After 55 years of independence, Nigeria has finally succeeded in changing elected governments peacefully, the first test of any democracy. President Goodluck Jonathan graciously accepted defeat and will be replaced at the end of May by Muhammadu Buhari.
The nation’s past has been dominated by coups and rigged elections.
Corruption is still a major problem and one of the biggest issues in the election. It’s doubtful the new president, Muhammadu Buhari, a former military head of state, will make any progress in this area, as the problem is endemic.
He may be more successful in dealing with the jihadist insurgency of Boko Haram. That remains to be seen.
On the third biggest issue of the election, the economy, Buhari is faced with outside pressures he can do little about. Three-quarters of Nigeria’s government spending is dependent on oil. As the price of the black liquid has dropped dramatically in recent months, government revenue has declined, meaning there is less money for education, infrastructure and defense.
One in six Africans lives in Nigeria. 20% of Africa’s GNP is Nigerian. Now Nigeria can also be described as “Africa’s biggest democracy” (in terms of population). Hopefully, it can hold on to that title, at least for a while.
Goodluck Jonathan may have run out of luck, but he should be honored and respected for being the first man in Nigeria’s history to peacefully hand over the reins of power.
Staying in Africa, there’s news from the southern end of the continent, which bodes ill for the future.
And it has to do with Cecil John Rhodes, who died in 1902.
The English born South African pioneer and philanthropist donated land for the building of the University of Cape Town. After his death, a statue was erected on the university grounds. A few days ago, students pulled it down.

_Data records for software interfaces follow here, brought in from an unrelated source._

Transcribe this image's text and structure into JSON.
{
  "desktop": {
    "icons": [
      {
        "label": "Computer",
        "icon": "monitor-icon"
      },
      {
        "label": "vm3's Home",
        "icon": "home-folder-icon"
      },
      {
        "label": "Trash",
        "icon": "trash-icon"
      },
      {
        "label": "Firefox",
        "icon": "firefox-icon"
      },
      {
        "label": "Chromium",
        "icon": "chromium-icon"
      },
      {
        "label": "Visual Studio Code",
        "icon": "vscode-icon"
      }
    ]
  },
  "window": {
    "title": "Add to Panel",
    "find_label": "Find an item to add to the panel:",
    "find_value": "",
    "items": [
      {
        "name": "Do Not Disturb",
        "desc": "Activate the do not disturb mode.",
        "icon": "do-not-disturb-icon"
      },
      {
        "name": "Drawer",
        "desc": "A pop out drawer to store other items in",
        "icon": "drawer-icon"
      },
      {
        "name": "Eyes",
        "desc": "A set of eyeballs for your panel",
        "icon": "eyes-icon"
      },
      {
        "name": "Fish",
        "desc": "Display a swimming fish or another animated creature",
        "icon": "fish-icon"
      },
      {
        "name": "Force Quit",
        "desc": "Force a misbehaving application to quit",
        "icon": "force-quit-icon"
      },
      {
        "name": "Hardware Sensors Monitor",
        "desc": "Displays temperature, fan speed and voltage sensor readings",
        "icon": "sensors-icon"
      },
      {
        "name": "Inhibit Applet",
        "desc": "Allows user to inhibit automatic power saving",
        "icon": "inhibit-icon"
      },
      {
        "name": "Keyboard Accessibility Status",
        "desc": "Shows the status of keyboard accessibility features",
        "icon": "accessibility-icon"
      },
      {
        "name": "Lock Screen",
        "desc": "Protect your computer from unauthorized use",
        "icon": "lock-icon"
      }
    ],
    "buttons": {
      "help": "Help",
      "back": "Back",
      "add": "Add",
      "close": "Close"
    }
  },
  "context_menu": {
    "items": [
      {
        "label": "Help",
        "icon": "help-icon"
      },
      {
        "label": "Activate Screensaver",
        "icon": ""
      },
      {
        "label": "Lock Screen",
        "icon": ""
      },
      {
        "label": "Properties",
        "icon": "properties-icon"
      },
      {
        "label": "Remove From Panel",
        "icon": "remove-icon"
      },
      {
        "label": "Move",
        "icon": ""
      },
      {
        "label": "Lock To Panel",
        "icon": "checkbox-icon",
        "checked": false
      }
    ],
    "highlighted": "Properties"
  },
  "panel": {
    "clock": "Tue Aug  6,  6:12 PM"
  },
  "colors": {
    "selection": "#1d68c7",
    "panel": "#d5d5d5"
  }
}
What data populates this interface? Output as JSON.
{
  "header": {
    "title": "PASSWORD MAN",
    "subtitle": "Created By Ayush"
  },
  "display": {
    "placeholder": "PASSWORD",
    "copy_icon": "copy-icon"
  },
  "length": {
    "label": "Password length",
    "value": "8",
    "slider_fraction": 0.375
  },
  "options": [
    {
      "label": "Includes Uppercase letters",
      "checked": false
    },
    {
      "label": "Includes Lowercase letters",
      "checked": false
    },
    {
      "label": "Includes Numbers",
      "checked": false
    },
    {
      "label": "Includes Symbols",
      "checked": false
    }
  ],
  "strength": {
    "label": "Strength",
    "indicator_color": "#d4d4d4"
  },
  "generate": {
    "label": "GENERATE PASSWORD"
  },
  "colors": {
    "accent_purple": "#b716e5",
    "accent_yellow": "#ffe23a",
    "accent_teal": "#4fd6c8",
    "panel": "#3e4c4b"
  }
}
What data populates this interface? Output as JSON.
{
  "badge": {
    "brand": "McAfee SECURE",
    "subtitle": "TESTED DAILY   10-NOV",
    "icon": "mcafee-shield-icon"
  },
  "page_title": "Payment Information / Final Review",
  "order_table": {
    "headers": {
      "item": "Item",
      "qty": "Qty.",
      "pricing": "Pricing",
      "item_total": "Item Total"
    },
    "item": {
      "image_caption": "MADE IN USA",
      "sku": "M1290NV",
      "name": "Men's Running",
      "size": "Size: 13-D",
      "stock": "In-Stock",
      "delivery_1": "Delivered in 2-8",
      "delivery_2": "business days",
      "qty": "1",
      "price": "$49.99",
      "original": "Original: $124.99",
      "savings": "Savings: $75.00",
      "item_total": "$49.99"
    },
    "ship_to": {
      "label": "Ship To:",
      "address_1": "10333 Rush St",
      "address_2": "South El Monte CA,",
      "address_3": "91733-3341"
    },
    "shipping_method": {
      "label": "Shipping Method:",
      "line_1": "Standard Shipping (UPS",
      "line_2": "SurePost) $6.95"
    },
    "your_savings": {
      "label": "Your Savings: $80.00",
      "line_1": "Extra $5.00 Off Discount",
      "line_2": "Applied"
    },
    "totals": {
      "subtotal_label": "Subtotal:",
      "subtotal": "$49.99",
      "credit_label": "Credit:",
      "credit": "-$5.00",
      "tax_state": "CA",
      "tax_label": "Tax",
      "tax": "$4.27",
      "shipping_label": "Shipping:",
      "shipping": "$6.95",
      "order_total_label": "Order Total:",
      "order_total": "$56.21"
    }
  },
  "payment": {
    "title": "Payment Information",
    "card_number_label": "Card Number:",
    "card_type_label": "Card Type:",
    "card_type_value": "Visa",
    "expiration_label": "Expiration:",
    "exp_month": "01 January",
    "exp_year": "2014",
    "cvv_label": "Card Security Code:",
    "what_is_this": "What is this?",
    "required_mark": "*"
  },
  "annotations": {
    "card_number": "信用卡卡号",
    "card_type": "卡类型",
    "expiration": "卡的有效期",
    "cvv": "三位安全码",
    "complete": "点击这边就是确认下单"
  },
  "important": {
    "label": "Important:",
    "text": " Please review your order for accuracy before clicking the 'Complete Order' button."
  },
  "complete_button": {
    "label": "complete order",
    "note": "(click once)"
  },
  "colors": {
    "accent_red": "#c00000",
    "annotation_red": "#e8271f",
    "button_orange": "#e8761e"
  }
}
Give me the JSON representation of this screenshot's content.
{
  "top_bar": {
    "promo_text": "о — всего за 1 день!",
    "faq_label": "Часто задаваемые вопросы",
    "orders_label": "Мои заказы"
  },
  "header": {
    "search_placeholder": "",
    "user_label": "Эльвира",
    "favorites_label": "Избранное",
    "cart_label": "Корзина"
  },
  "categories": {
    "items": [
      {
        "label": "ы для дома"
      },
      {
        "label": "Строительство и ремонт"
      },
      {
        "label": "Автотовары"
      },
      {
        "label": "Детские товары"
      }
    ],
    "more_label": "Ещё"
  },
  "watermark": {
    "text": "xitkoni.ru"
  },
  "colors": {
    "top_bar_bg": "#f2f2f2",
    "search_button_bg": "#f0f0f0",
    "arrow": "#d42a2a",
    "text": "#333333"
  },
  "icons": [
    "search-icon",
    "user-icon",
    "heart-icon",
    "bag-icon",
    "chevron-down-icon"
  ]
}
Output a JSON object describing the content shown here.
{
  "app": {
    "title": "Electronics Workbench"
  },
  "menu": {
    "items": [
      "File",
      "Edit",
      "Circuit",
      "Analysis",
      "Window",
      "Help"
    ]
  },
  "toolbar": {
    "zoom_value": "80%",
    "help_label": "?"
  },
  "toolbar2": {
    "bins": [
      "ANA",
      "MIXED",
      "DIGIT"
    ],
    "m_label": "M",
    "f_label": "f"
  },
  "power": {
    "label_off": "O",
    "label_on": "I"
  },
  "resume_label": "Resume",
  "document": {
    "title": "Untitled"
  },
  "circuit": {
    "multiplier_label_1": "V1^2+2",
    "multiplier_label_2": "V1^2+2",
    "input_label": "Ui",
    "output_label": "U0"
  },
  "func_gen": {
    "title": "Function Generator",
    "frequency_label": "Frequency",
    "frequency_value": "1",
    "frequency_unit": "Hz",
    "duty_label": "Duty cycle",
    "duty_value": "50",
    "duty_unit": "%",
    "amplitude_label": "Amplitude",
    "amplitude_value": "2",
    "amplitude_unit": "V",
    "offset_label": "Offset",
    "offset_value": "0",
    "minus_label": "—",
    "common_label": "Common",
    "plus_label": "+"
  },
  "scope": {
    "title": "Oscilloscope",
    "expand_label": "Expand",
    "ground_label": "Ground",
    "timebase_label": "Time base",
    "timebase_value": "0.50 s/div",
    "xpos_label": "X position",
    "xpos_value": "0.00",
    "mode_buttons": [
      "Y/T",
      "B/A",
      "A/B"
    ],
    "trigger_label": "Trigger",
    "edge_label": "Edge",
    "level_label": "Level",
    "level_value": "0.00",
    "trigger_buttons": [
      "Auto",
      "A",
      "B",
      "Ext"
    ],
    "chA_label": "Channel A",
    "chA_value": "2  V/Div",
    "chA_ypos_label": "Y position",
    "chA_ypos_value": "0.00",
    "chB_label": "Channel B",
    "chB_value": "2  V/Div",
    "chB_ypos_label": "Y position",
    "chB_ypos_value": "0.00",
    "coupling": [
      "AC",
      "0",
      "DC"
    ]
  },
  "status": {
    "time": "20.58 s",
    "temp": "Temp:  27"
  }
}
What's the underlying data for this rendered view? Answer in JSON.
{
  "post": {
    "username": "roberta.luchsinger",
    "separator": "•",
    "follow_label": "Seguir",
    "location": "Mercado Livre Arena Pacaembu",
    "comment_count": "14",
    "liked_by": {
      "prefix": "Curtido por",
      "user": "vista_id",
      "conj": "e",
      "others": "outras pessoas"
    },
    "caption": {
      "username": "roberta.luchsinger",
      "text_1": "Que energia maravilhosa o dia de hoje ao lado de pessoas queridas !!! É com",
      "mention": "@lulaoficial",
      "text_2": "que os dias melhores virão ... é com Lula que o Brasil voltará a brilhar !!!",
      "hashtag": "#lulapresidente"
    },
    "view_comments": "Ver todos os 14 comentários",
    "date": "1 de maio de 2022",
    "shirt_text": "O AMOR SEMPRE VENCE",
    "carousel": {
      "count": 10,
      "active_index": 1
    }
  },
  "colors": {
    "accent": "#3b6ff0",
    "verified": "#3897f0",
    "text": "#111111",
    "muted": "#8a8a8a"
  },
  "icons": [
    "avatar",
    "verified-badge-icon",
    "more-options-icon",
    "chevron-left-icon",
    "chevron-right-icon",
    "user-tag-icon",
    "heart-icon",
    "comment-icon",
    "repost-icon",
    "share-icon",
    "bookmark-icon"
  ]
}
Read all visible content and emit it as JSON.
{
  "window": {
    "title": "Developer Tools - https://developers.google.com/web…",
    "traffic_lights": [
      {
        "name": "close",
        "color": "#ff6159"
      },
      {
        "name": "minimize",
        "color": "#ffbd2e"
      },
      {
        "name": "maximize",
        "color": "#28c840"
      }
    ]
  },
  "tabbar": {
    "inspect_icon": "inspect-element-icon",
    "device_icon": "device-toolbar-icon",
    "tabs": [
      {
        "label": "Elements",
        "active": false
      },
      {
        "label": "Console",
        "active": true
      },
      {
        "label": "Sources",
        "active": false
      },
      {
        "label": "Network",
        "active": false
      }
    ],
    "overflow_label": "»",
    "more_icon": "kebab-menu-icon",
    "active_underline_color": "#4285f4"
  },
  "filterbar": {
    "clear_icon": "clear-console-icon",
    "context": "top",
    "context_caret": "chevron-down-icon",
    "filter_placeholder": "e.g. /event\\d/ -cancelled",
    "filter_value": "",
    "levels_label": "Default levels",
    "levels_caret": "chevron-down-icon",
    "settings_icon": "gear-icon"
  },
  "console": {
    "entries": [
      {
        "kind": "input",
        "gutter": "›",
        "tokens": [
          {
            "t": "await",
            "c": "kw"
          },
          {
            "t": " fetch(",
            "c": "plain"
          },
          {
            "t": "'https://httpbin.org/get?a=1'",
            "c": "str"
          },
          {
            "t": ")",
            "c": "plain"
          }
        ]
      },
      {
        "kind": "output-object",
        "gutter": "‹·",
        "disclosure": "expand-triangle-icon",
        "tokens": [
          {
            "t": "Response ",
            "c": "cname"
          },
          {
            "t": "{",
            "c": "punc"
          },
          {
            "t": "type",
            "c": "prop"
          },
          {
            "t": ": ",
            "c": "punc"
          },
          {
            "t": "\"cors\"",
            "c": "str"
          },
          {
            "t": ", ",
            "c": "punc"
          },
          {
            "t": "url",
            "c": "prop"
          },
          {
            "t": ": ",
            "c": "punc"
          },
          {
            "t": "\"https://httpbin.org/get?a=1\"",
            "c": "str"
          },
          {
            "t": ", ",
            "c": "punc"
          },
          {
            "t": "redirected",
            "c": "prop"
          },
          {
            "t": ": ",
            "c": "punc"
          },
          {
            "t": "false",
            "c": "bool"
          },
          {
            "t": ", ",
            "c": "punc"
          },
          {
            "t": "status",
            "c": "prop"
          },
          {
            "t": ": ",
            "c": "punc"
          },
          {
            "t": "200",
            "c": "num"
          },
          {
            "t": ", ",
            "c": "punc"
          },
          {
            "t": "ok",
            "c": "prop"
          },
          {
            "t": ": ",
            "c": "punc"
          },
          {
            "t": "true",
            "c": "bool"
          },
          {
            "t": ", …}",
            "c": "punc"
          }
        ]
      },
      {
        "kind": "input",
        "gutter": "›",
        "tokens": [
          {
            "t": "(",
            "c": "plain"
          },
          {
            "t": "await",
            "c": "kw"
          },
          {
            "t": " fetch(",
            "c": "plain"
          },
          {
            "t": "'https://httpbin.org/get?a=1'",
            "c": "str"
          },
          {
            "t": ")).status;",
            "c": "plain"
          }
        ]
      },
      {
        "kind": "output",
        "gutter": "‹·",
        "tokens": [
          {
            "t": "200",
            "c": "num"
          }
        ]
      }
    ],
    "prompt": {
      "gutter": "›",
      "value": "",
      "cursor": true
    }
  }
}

As it happens, the destruction of the statue coincided with my wife and I watching a 1936 movie on Rhodes, called “Rhodes of Africa”. The movie simply showed the facts, how the man achieved great wealth in a similar way to other great men of the time. Highly respected, he eventually became Prime Minister of Cape Colony. His greatest achievement was founding the two colonies of Southern and Northern Rhodesia, which are now Zimbabwe and Zambia. These territories of the British Empire owe their origins to him. Even the width of the roads in the Bulawayo city center, were determined by Rhodes – they had to be wide enough to turn a team of oxen.
His drive brought great wealth and development to South Africa and Southern Rhodesia. The wealth of the latter has been greatly dissipated by its current leader who has been in power for 35 years. He and his wife have confiscated most of the wealth for themselves and will not relinquish power.
Without Rhodes there would have been no wealth to confiscate. Without Rhodes, there would have been no university in Cape Town. Without Rhodes, South Africa might not exist.
He was a great man and was recognized as such in the late Victorian era and on into the twentieth century. But he’s now vilified, accused of being an imperialist and a colonialist. He was both, but at the time they were virtues.
Above all, Rhodes has fallen victim to increasing anti-white feeling. South Africa is treading a dangerous path – many whites have the option of leaving. If they do, the country will lack the skills and expertise needed for a modern economy.
The whites who dominated South Africa in Rhodes’ time, right up until 1994, created a modern, thriving economy. Why can’t the students recognize this and be determined to build on his legacy, rather than choose to destroy it? Where’s the sense in that?